No other cooking method gives rise to quite so many myths and legends as the microwave. Partly because it is one of the most recently introduced and partly because it abandons the ageold security of fire in favour of a technology which, until a few years ago, seemed to have been borrowed from an extraterrestrial spaceship. One of the most widespread myths regarding the microwave oven has to do with food nutrients. In brief, or so the story goes, a dish cooked with this technique would have most of its beneficial substances destroyed, primarily vitamins and minerals. Because of the electromagnetic waves, even a pizza which contains several “healthy” ingredients risks becoming a food whose only effect would be to make us fat, without any nutritional benefit. Is that true?
Not wanting to keep you on tenterhooks any longer, let’s just say that you will not have to rush into the kitchen to throw your beloved frozen pizzas into the garbage bin. Now let’s try to understand why. First of all: do you know how a microwave oven works?
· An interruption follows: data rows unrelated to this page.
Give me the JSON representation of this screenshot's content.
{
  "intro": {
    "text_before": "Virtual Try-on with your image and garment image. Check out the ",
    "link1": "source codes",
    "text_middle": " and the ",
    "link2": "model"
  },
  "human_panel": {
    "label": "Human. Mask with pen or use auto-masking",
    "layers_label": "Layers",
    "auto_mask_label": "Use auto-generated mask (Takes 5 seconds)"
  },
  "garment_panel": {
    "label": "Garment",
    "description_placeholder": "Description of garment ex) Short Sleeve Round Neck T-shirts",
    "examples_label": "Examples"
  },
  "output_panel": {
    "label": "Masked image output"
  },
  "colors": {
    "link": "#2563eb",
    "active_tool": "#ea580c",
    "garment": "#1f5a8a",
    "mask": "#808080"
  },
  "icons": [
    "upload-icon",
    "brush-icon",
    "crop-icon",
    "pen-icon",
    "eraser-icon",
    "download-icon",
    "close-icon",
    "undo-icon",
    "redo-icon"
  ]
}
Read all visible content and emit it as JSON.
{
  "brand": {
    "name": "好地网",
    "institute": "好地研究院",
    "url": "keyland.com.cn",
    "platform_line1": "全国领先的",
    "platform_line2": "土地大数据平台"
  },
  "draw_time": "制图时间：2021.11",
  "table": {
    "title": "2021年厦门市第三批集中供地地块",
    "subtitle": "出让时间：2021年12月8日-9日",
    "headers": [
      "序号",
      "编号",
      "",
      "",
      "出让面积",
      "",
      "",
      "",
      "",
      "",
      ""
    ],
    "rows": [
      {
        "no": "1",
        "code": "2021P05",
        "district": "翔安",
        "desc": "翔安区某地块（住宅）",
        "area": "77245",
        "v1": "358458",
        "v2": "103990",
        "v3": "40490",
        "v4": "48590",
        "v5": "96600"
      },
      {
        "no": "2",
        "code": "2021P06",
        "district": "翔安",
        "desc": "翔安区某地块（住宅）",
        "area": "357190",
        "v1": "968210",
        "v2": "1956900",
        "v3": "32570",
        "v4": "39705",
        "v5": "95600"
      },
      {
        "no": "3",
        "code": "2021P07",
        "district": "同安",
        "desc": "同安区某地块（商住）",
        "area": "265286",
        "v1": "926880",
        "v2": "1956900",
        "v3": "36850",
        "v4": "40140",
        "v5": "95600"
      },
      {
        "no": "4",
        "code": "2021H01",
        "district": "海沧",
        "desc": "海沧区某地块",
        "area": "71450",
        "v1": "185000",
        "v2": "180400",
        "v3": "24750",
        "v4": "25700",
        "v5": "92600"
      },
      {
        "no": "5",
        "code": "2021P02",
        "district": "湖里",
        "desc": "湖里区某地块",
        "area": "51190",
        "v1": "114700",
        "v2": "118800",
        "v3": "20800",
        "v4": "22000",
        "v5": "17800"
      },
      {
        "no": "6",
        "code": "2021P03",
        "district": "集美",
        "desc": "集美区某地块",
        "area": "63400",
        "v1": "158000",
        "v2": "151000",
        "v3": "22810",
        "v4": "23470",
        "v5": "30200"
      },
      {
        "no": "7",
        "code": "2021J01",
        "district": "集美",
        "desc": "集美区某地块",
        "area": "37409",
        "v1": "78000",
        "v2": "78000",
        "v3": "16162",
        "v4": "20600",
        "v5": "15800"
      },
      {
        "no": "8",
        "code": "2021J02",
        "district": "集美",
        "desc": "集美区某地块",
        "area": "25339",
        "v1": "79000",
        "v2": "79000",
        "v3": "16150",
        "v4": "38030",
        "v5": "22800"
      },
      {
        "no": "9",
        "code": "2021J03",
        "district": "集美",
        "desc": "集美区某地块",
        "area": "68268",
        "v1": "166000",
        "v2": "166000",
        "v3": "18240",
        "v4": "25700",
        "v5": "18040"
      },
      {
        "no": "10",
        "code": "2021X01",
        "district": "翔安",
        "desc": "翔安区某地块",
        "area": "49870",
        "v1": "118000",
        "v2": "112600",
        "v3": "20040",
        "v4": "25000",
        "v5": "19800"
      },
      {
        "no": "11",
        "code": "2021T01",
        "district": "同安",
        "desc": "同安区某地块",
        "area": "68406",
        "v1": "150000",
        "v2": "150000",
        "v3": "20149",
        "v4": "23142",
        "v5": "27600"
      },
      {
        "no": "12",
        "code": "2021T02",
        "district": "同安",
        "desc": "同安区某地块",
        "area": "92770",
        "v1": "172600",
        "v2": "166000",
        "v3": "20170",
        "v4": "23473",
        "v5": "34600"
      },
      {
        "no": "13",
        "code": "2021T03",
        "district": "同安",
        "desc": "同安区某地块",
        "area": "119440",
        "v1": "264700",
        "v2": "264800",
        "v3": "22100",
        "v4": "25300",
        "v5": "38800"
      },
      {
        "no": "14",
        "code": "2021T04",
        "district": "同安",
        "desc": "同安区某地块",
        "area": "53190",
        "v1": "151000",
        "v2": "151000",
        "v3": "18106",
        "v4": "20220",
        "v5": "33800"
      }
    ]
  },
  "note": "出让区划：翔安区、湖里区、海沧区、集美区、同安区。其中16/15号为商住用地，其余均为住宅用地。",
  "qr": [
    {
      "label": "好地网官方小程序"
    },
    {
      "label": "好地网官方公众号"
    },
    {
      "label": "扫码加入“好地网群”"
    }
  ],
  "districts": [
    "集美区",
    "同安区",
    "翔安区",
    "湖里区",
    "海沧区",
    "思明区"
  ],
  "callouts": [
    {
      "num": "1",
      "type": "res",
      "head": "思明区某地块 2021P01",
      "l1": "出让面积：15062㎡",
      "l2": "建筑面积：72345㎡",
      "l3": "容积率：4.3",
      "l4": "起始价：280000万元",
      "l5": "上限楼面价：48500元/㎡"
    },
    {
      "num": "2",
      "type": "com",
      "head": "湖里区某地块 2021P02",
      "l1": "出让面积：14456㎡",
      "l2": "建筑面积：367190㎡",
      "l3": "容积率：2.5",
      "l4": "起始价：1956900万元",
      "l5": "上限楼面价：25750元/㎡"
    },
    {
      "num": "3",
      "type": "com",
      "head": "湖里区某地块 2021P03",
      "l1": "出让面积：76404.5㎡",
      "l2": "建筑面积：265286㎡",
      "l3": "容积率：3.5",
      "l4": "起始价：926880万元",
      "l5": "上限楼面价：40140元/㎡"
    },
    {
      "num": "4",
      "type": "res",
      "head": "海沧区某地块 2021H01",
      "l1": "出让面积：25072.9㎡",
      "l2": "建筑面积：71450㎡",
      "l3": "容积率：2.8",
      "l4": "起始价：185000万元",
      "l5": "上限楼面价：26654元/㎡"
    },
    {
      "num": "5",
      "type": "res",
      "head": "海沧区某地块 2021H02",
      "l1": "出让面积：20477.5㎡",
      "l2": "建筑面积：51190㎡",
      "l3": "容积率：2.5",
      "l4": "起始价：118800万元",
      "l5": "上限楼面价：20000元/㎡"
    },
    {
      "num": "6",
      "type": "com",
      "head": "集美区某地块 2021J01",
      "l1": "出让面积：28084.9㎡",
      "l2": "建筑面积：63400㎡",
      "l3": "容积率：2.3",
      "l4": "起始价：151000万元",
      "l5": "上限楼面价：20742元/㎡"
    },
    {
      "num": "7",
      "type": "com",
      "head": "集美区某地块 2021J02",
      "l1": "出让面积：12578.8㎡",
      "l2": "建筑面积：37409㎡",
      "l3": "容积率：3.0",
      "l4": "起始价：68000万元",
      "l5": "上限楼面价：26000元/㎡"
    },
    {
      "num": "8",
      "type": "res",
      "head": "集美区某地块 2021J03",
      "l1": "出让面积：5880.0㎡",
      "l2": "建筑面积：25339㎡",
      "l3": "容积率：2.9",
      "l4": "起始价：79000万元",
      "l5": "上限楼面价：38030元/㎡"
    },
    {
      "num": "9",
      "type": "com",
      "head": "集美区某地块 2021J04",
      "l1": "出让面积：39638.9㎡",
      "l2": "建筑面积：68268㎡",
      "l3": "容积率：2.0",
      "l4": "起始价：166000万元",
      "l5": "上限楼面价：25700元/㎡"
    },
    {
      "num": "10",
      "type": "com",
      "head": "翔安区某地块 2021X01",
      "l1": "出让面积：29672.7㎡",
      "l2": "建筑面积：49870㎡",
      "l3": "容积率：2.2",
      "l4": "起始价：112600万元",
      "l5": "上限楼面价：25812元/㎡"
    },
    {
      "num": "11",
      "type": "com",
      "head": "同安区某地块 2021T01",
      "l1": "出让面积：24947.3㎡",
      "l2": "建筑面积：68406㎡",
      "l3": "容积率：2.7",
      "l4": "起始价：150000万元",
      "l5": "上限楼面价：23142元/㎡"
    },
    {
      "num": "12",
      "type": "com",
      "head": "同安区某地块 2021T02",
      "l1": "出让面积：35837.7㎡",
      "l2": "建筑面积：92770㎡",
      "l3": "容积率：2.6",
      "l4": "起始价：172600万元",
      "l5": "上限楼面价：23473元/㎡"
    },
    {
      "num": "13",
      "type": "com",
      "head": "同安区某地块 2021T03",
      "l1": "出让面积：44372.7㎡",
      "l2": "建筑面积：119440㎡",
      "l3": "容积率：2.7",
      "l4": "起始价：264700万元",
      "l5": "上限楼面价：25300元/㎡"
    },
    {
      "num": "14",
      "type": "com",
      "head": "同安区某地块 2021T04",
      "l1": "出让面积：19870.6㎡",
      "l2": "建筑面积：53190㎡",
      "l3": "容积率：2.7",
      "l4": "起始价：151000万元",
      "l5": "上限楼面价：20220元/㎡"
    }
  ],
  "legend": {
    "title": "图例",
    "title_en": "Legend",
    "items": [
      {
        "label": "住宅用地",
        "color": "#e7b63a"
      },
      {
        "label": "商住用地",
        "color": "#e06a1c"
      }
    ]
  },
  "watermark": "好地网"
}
Basically, waves similar to those used by your phone or television antenna are generated inside the oven. These waves change polarity millions of times in one second, and also change the polarity of the molecules they encounter. Imagine the wind blowing on a propeller: it will turn in whatever direction the wind blows. If the wind changes direction, the propeller will do likewise. If the molecules are those of the food we cook and in particular if they contain water, their polarity will change so quickly as to generate heat. In microwave cooking, therefore, the food cooks “from within”. So, now do you understand why the plate holding your pizza is never hot? Because it does not contain water.
On the grounds of this explanation you will clearly see that it is mainly water that heats food in a microwave oven. And it is for this same reason that, from a nutritional viewpoint, the cooked food is no different from a dish that has been boiled or braised for instance. This is a discussion among friends, as though we were enjoying a nice cup of coffee in a snack bar. But there are some people who have spent time studying the issue, even as far back as1982.The effect of microwaves on nutrient value of foods, a report by Cross and Fung, has put the delicate question of the interaction between microwaves and nutritional substances in black and white, when this cooking technique started to catch on in kitchens around the world. The two academics analyzed and compared traditional and microwave cooking methods to verify whether substantial differences exist in the retention of carbohydrates, proteins, fats, vitamins and minerals. It emerged that the differences are irrelevant enough to debunk the myth of the microwave oven being a “vitamin killer”. Some may object that a minimum difference is nevertheless a difference. Correct, but a research of 1985 carried out by Hoffman and Zabik established that modern microwave ovens (modern for the time, that is) had been improved to such an extent that this minimum difference had not only been ironed out but actually made microwave cooking preferable, and could now be considered an ideal way to preserve nutritional substances! This result was further endorsed in 1989 by a study effected by Dr. Klein B.P.
So, do we part, bemused and bewildered, after having debunked the umpteenth cooking myth? Of course not. We wish to conclude this article with a useful tip on how to get the best out of your microwave oven. First and foremost, use it for what it is and not to emulate other equipment such as the traditional oven. Microwave ovens lend themselves most effectively to heating cooked food or for giving a nice crisp finish to vegetables and, above all, for defrosting dishes you have bought or prepared the day before. This time, without fear of losing vitamins, minerals and so on. Furthermore, learn how to clean this particular type of oven: just boil a cup of water and a bit of white wine vinegar inside for five minutes. This will “steam” clean your oven, so that it will fully enhance your dishes.